Pandemic Lessons: How COVID-19 Has Changed Healthcare in Seafaring Careers
Image Source: Dylan McLeod 2018
As the COVID-19 pandemic approaches two years since its first appearance, the longer-term impact on global public health has never been more apparent. With an unprecedented number of people and vital industries affected, the disruptions and challenges caused by COVID left many industries no choice but to adapt how healthcare is handled in the global community.
With its more complex logistical concerns to consider, the maritime industry was certainly not exempt from this new demand. One major challenge to seafarers and shipping companies is the new pandemic travel restrictions, which often interferes with crew rotation schedules, plus mariner’s access to routine and consistent medical care, as well as causing many delays in communication and arranging for medical care shoreside abroad, if needed.
At the pandemic’s peak, organizations including the United Nation’s International Maritime Organization (IMO) estimated that as many as a half-million seafarers were stranded at sea with limited contact with friends and family and lacking easy access to medical care. Even as of July 2021, it was estimated that some 250,000 seafarers still remain aboard commercial vessels, unable to be repatriated and past the expiration of their contract.
In response to this crew change and medical care crisis, shipping lines now find themselves having to develop new health protocols and procedures to facilitate communication with onshore authorities. For example, additional training and personal protection equipment (PPE) now are required, and many organizations arrange for crew members to be easily vaccinated.
While these efforts have improved access to medical resources for affected mariners, increased use of new technologies, such as telemedicine services in healthcare, has hugely impacted commercial shipping as well. Efforts are underway to train both the home office and ship-board personnel to better manage healthcare for seafarers using such new technologies. For example, one such company utilizing this is VIKAND, a provider of outsourced medical services to the maritime industry. In collaboration with companies FrontM and Inmarsat, VIKAND has launched a commercial shipping telemedicine service providing easy access to healthcare and emergency response.
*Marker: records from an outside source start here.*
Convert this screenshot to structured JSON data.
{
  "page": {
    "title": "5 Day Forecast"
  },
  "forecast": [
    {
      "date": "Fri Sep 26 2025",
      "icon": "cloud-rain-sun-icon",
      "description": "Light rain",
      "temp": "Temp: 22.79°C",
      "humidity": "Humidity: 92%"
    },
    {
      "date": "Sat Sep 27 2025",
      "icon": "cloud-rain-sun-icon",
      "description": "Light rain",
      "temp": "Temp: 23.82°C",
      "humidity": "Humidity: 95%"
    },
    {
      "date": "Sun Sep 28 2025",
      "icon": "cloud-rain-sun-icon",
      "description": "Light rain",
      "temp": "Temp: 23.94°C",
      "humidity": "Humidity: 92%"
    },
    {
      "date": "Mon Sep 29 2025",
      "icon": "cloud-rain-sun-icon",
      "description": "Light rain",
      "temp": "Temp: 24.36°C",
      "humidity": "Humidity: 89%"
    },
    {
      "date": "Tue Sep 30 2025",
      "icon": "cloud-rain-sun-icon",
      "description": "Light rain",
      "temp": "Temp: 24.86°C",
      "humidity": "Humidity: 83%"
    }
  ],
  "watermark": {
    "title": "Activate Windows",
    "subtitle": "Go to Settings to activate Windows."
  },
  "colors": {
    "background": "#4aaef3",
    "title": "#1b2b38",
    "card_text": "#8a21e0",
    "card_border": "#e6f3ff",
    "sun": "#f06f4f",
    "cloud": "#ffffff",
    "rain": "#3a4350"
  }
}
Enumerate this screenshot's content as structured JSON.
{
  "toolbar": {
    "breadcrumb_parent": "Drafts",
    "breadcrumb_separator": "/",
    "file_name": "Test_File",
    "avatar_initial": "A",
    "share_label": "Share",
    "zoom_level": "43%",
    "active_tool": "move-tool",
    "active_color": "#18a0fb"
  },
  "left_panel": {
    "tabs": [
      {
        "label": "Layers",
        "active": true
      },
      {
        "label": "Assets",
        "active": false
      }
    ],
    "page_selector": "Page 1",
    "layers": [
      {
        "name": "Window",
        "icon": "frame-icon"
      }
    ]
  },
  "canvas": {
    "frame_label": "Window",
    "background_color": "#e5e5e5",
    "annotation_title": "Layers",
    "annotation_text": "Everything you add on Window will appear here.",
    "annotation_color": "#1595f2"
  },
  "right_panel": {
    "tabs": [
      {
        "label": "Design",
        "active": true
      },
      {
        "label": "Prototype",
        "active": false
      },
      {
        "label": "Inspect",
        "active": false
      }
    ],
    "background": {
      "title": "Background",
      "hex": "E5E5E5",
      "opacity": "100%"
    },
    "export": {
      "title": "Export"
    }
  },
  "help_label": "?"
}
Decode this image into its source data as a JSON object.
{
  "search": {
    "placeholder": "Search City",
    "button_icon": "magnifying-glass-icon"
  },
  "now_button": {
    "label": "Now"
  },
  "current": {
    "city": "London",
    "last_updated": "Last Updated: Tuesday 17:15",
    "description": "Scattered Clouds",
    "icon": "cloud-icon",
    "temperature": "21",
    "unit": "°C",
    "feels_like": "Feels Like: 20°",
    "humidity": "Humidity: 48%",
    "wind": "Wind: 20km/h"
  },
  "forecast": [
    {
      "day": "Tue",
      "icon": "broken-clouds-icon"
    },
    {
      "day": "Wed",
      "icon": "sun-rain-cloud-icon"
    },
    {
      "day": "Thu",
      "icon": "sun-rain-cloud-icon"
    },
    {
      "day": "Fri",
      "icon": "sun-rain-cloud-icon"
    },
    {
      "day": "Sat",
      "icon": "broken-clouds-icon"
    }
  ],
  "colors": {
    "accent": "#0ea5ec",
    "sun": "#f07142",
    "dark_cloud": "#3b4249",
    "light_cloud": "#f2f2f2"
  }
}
In addition, the delays and isolation caused by the pandemic have triggered a shift towards providing more support towards mental health concerns. Working aboard ship during the Pandemic has caused many crew members to suffer unprecedented levels of stress and anxiety. Now, new screening efforts during preemployment are being made. Better internet access and connectivity with the mainland also has improved.
Ultimately, these changes represent more than just improved sanitation standards and health benefits. This cultural shift in the maritime industry, along with its technological improvements, despite being triggered by the tragedy of a global pandemic, also draws attention to continuing need for improvement of health and welfare for mariners everywhere.
We at the Herd Law Firm care immensely about the health and welfare of mariners near and far, and applaud all improvements made by the maritime industry to protect and care for these mariners. If you are or know of a mariner who was not adequately protected, and became sick or injured from serving aboard, we would be pleased to speak with you, and to see if we can help.